* **Exercise description**:
Below are the records; how many of their lines contain "title"? Reply only with that figure.

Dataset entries
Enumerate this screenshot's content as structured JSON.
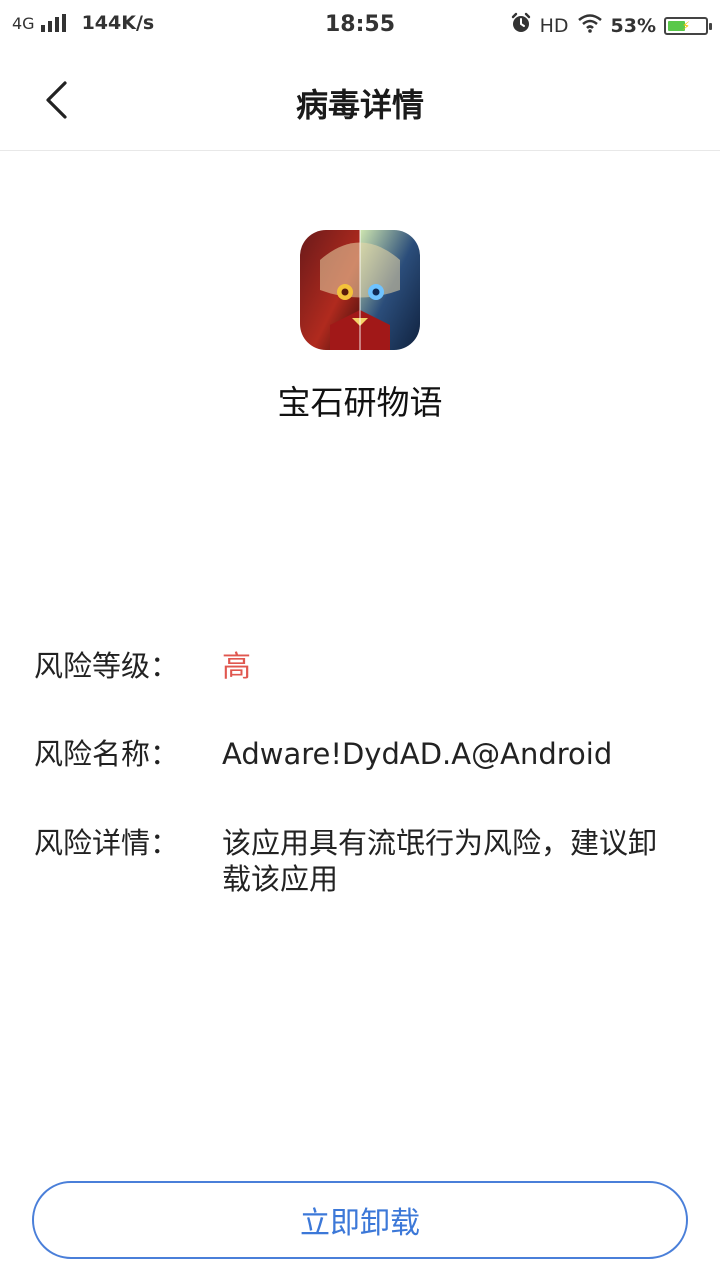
{
  "status_bar": {
    "network": "4G",
    "speed": "144K/s",
    "time": "18:55",
    "hd": "HD",
    "battery_percent": "53%",
    "battery_level": 0.53
  },
  "header": {
    "title": "病毒详情",
    "back_icon": "chevron-left-icon"
  },
  "app": {
    "name": "宝石研物语"
  },
  "details": {
    "risk_level_label": "风险等级：",
    "risk_level_value": "高",
    "risk_name_label": "风险名称：",
    "risk_name_value": "Adware!DydAD.A@Android",
    "risk_detail_label": "风险详情：",
    "risk_detail_value": "该应用具有流氓行为风险，建议卸载该应用"
  },
  "actions": {
    "uninstall_label": "立即卸载"
  },
  "colors": {
    "accent": "#3c78d8",
    "risk_high": "#e0574f"
  }
}
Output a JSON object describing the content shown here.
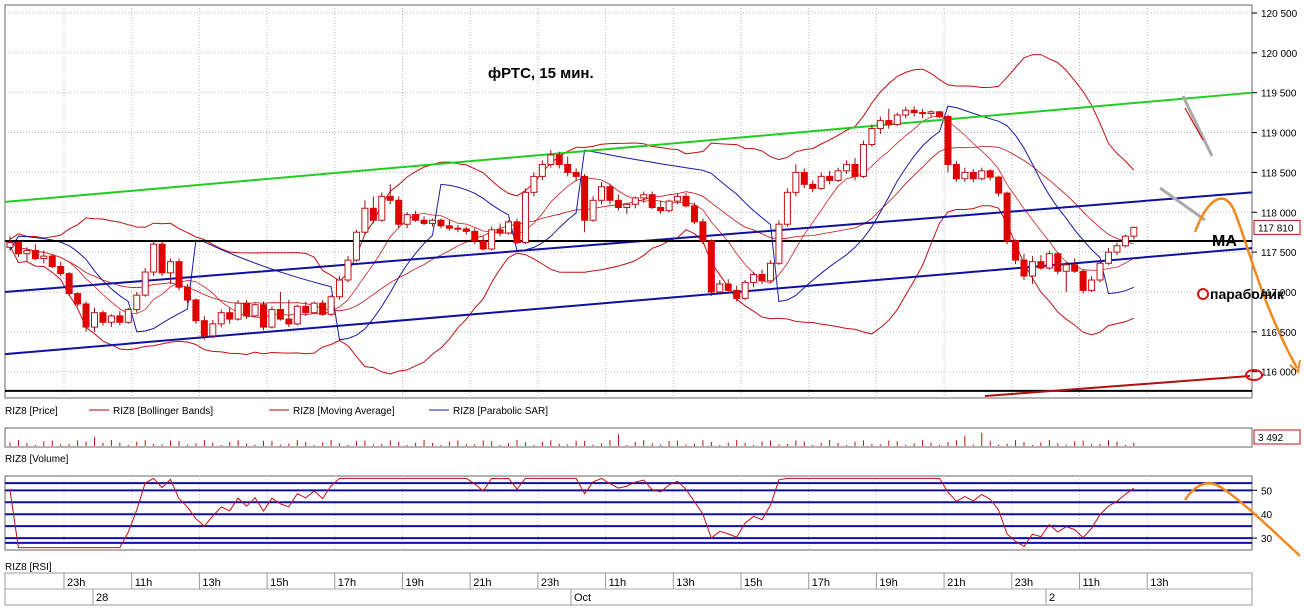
{
  "chart_data": [
    {
      "type": "candlestick",
      "title": "фРТС, 15 мин.",
      "price_axis_ticks": [
        "120 500",
        "120 000",
        "119 500",
        "119 000",
        "118 500",
        "118 000",
        "117 500",
        "117 000",
        "116 500",
        "116 000"
      ],
      "ylim": [
        115670,
        120600
      ],
      "last_price_label": "117 810",
      "last_price": 117810,
      "legend": [
        {
          "name": "RIZ8 [Price]",
          "color": "#000000"
        },
        {
          "name": "RIZ8 [Bollinger Bands]",
          "color": "#b00000"
        },
        {
          "name": "RIZ8 [Moving Average]",
          "color": "#b00000"
        },
        {
          "name": "RIZ8 [Parabolic SAR]",
          "color": "#1a1aa0"
        }
      ],
      "candles": [
        [
          117560,
          117700,
          117520,
          117620
        ],
        [
          117620,
          117640,
          117440,
          117480
        ],
        [
          117480,
          117560,
          117380,
          117520
        ],
        [
          117520,
          117600,
          117400,
          117420
        ],
        [
          117420,
          117520,
          117360,
          117450
        ],
        [
          117450,
          117470,
          117300,
          117320
        ],
        [
          117320,
          117380,
          117200,
          117230
        ],
        [
          117230,
          117250,
          116950,
          116980
        ],
        [
          116980,
          117000,
          116820,
          116850
        ],
        [
          116850,
          116880,
          116500,
          116560
        ],
        [
          116560,
          116800,
          116500,
          116740
        ],
        [
          116740,
          116770,
          116580,
          116620
        ],
        [
          116620,
          116720,
          116560,
          116700
        ],
        [
          116700,
          116760,
          116580,
          116620
        ],
        [
          116620,
          116800,
          116600,
          116780
        ],
        [
          116780,
          117000,
          116740,
          116960
        ],
        [
          116960,
          117300,
          116940,
          117250
        ],
        [
          117250,
          117650,
          117200,
          117600
        ],
        [
          117600,
          117640,
          117200,
          117240
        ],
        [
          117240,
          117420,
          117100,
          117380
        ],
        [
          117380,
          117420,
          117020,
          117060
        ],
        [
          117060,
          117100,
          116860,
          116900
        ],
        [
          116900,
          116920,
          116600,
          116640
        ],
        [
          116640,
          116700,
          116400,
          116450
        ],
        [
          116450,
          116650,
          116420,
          116600
        ],
        [
          116600,
          116780,
          116560,
          116740
        ],
        [
          116740,
          116800,
          116600,
          116660
        ],
        [
          116660,
          116900,
          116640,
          116860
        ],
        [
          116860,
          116900,
          116660,
          116700
        ],
        [
          116700,
          116860,
          116680,
          116840
        ],
        [
          116840,
          116880,
          116520,
          116560
        ],
        [
          116560,
          116820,
          116540,
          116780
        ],
        [
          116780,
          117000,
          116640,
          116660
        ],
        [
          116660,
          116900,
          116560,
          116600
        ],
        [
          116600,
          116840,
          116580,
          116820
        ],
        [
          116820,
          116880,
          116700,
          116740
        ],
        [
          116740,
          116880,
          116720,
          116860
        ],
        [
          116860,
          116900,
          116700,
          116720
        ],
        [
          116720,
          116960,
          116700,
          116940
        ],
        [
          116940,
          117200,
          116900,
          117150
        ],
        [
          117150,
          117450,
          117120,
          117400
        ],
        [
          117400,
          117780,
          117380,
          117750
        ],
        [
          117750,
          118150,
          117720,
          118050
        ],
        [
          118050,
          118200,
          117860,
          117900
        ],
        [
          117900,
          118250,
          117880,
          118200
        ],
        [
          118200,
          118350,
          118100,
          118150
        ],
        [
          118150,
          118200,
          117800,
          117850
        ],
        [
          117850,
          118000,
          117800,
          117970
        ],
        [
          117970,
          118020,
          117880,
          117900
        ],
        [
          117900,
          117950,
          117840,
          117860
        ],
        [
          117860,
          117920,
          117820,
          117900
        ],
        [
          117900,
          117920,
          117800,
          117830
        ],
        [
          117830,
          117900,
          117770,
          117800
        ],
        [
          117800,
          117840,
          117750,
          117790
        ],
        [
          117790,
          117820,
          117720,
          117760
        ],
        [
          117760,
          117800,
          117600,
          117640
        ],
        [
          117640,
          117700,
          117520,
          117540
        ],
        [
          117540,
          117820,
          117520,
          117780
        ],
        [
          117780,
          117860,
          117700,
          117740
        ],
        [
          117740,
          117900,
          117720,
          117880
        ],
        [
          117880,
          117920,
          117600,
          117620
        ],
        [
          117620,
          118300,
          117600,
          118250
        ],
        [
          118250,
          118500,
          118200,
          118450
        ],
        [
          118450,
          118650,
          118400,
          118600
        ],
        [
          118600,
          118780,
          118560,
          118720
        ],
        [
          118720,
          118760,
          118550,
          118600
        ],
        [
          118600,
          118700,
          118450,
          118500
        ],
        [
          118500,
          118550,
          118400,
          118450
        ],
        [
          118450,
          118480,
          117750,
          117900
        ],
        [
          117900,
          118200,
          117880,
          118150
        ],
        [
          118150,
          118380,
          118100,
          118320
        ],
        [
          118320,
          118360,
          118100,
          118150
        ],
        [
          118150,
          118220,
          118020,
          118060
        ],
        [
          118060,
          118120,
          117980,
          118100
        ],
        [
          118100,
          118200,
          118050,
          118180
        ],
        [
          118180,
          118260,
          118120,
          118220
        ],
        [
          118220,
          118260,
          118040,
          118060
        ],
        [
          118060,
          118140,
          117980,
          118020
        ],
        [
          118020,
          118160,
          118000,
          118140
        ],
        [
          118140,
          118240,
          118100,
          118200
        ],
        [
          118200,
          118240,
          118060,
          118080
        ],
        [
          118080,
          118120,
          117850,
          117880
        ],
        [
          117880,
          117920,
          117600,
          117640
        ],
        [
          117640,
          117660,
          116950,
          117000
        ],
        [
          117000,
          117150,
          116980,
          117100
        ],
        [
          117100,
          117160,
          116980,
          117020
        ],
        [
          117020,
          117080,
          116880,
          116920
        ],
        [
          116920,
          117150,
          116900,
          117120
        ],
        [
          117120,
          117250,
          117060,
          117220
        ],
        [
          117220,
          117280,
          117100,
          117140
        ],
        [
          117140,
          117400,
          117120,
          117360
        ],
        [
          117360,
          117900,
          117340,
          117850
        ],
        [
          117850,
          118300,
          117820,
          118250
        ],
        [
          118250,
          118600,
          118200,
          118500
        ],
        [
          118500,
          118550,
          118300,
          118350
        ],
        [
          118350,
          118400,
          118250,
          118300
        ],
        [
          118300,
          118500,
          118280,
          118450
        ],
        [
          118450,
          118520,
          118350,
          118400
        ],
        [
          118400,
          118560,
          118380,
          118520
        ],
        [
          118520,
          118650,
          118480,
          118600
        ],
        [
          118600,
          118680,
          118400,
          118450
        ],
        [
          118450,
          118900,
          118430,
          118850
        ],
        [
          118850,
          119100,
          118820,
          119050
        ],
        [
          119050,
          119200,
          118980,
          119150
        ],
        [
          119150,
          119300,
          119050,
          119100
        ],
        [
          119100,
          119250,
          119080,
          119220
        ],
        [
          119220,
          119320,
          119180,
          119280
        ],
        [
          119280,
          119330,
          119200,
          119250
        ],
        [
          119250,
          119300,
          119180,
          119240
        ],
        [
          119240,
          119280,
          119200,
          119260
        ],
        [
          119260,
          119270,
          119180,
          119200
        ],
        [
          119200,
          119220,
          118500,
          118600
        ],
        [
          118600,
          118640,
          118380,
          118420
        ],
        [
          118420,
          118560,
          118380,
          118500
        ],
        [
          118500,
          118540,
          118380,
          118420
        ],
        [
          118420,
          118560,
          118400,
          118520
        ],
        [
          118520,
          118540,
          118400,
          118440
        ],
        [
          118440,
          118460,
          118200,
          118240
        ],
        [
          118240,
          118260,
          117600,
          117640
        ],
        [
          117640,
          117660,
          117350,
          117400
        ],
        [
          117400,
          117480,
          117150,
          117200
        ],
        [
          117200,
          117450,
          117100,
          117380
        ],
        [
          117380,
          117460,
          117280,
          117300
        ],
        [
          117300,
          117520,
          117280,
          117480
        ],
        [
          117480,
          117500,
          117220,
          117260
        ],
        [
          117260,
          117380,
          117000,
          117340
        ],
        [
          117340,
          117420,
          117240,
          117260
        ],
        [
          117260,
          117280,
          116980,
          117020
        ],
        [
          117020,
          117200,
          117000,
          117150
        ],
        [
          117150,
          117400,
          117120,
          117360
        ],
        [
          117360,
          117550,
          117340,
          117500
        ],
        [
          117500,
          117620,
          117460,
          117580
        ],
        [
          117580,
          117720,
          117560,
          117700
        ],
        [
          117700,
          117820,
          117660,
          117810
        ]
      ],
      "annotations": [
        "MA",
        "параболик"
      ],
      "volume_panel": {
        "label": "RIZ8 [Volume]",
        "last_value_label": "3 492"
      },
      "rsi_panel": {
        "label": "RIZ8 [RSI]",
        "ticks": [
          "50",
          "40",
          "30"
        ],
        "levels": [
          53,
          50,
          45,
          40,
          35,
          30,
          28
        ],
        "ylim": [
          25,
          56
        ]
      },
      "time_axis": {
        "hour_labels": [
          "23h",
          "11h",
          "13h",
          "15h",
          "17h",
          "19h",
          "21h",
          "23h",
          "11h",
          "13h",
          "15h",
          "17h",
          "19h",
          "21h",
          "23h",
          "11h",
          "13h"
        ],
        "date_labels": [
          "28",
          "Oct",
          "2"
        ]
      }
    }
  ]
}
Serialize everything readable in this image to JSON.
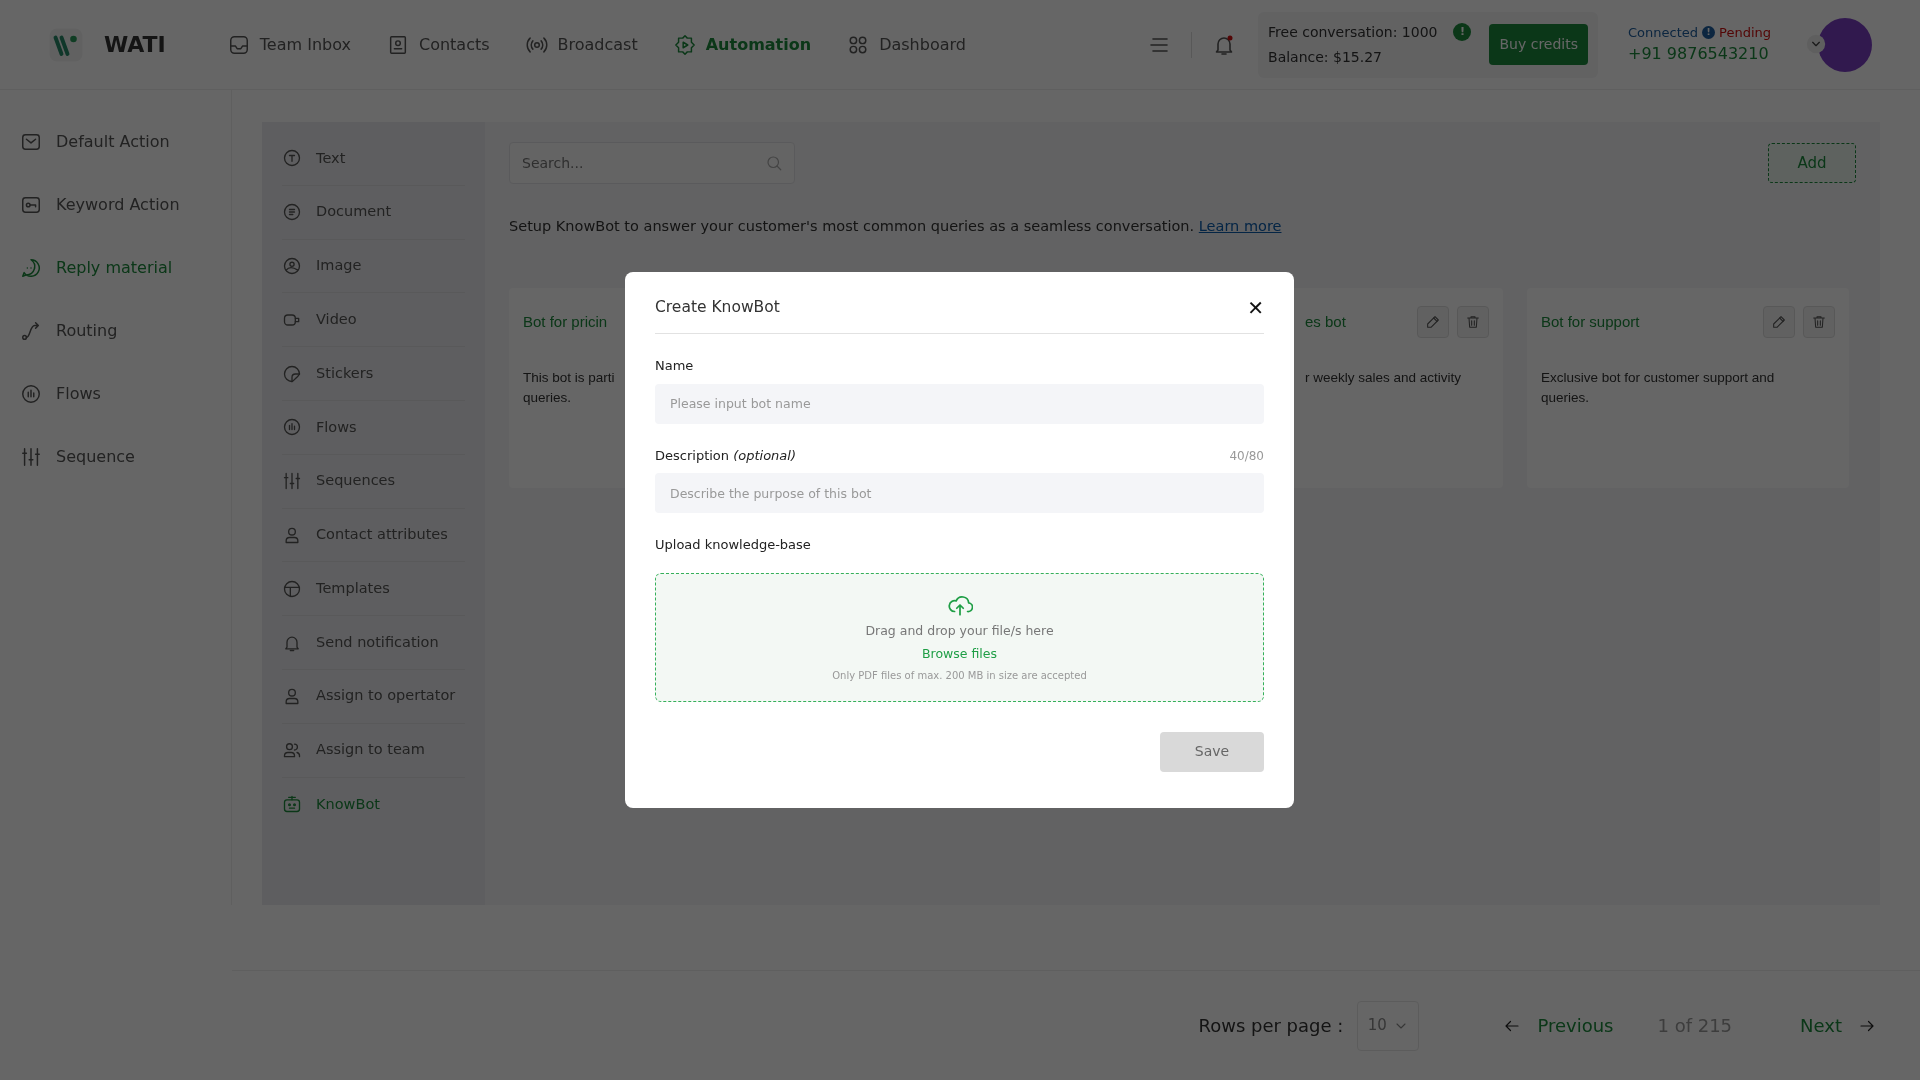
{
  "brand": {
    "name": "WATI"
  },
  "nav": [
    {
      "label": "Team Inbox",
      "selected": false
    },
    {
      "label": "Contacts",
      "selected": false
    },
    {
      "label": "Broadcast",
      "selected": false
    },
    {
      "label": "Automation",
      "selected": true
    },
    {
      "label": "Dashboard",
      "selected": false
    }
  ],
  "header": {
    "free_conversation": "Free conversation: 1000",
    "alert": "!",
    "balance": "Balance: $15.27",
    "buy_button": "Buy credits",
    "connection": "Connected",
    "status_alert": "!",
    "status": "Pending",
    "phone": "+91 9876543210"
  },
  "sidebar": {
    "items": [
      {
        "label": "Default Action",
        "selected": false
      },
      {
        "label": "Keyword Action",
        "selected": false
      },
      {
        "label": "Reply material",
        "selected": true
      },
      {
        "label": "Routing",
        "selected": false
      },
      {
        "label": "Flows",
        "selected": false
      },
      {
        "label": "Sequence",
        "selected": false
      }
    ]
  },
  "reply_types": [
    {
      "label": "Text",
      "selected": false
    },
    {
      "label": "Document",
      "selected": false
    },
    {
      "label": "Image",
      "selected": false
    },
    {
      "label": "Video",
      "selected": false
    },
    {
      "label": "Stickers",
      "selected": false
    },
    {
      "label": "Flows",
      "selected": false
    },
    {
      "label": "Sequences",
      "selected": false
    },
    {
      "label": "Contact attributes",
      "selected": false
    },
    {
      "label": "Templates",
      "selected": false
    },
    {
      "label": "Send notification",
      "selected": false
    },
    {
      "label": "Assign to opertator",
      "selected": false
    },
    {
      "label": "Assign to team",
      "selected": false
    },
    {
      "label": "KnowBot",
      "selected": true
    }
  ],
  "search": {
    "placeholder": "Search..."
  },
  "add_button": "Add",
  "intro": {
    "text": "Setup KnowBot to answer your customer's most common queries as a seamless conversation.",
    "link": "Learn more"
  },
  "cards": [
    {
      "title": "Bot for pricin",
      "lines": [
        "This bot is parti",
        "queries."
      ]
    },
    {
      "title": "es bot",
      "lines": [
        "r weekly sales and activity"
      ],
      "actions": true
    },
    {
      "title": "Bot for support",
      "lines": [
        "Exclusive bot for customer support and",
        "queries."
      ],
      "actions": true
    }
  ],
  "modal": {
    "title": "Create KnowBot",
    "close": "✕",
    "name_label": "Name",
    "name_placeholder": "Please input bot name",
    "description_label": "Description *(optional)*",
    "counter": "40/80",
    "description_placeholder": "Describe the purpose of this bot",
    "upload_label": "Upload knowledge-base",
    "dropzone": {
      "text": "Drag and drop your file/s here",
      "browse": "Browse files",
      "hint": "Only PDF files of max. 200 MB in size are accepted"
    },
    "save": {
      "label": "Save",
      "disabled": true
    }
  },
  "pagination": {
    "rows_label": "Rows per page :",
    "rows_value": "10",
    "previous": "Previous",
    "page": "1 of 215",
    "next": "Next"
  }
}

* **Task result**:
6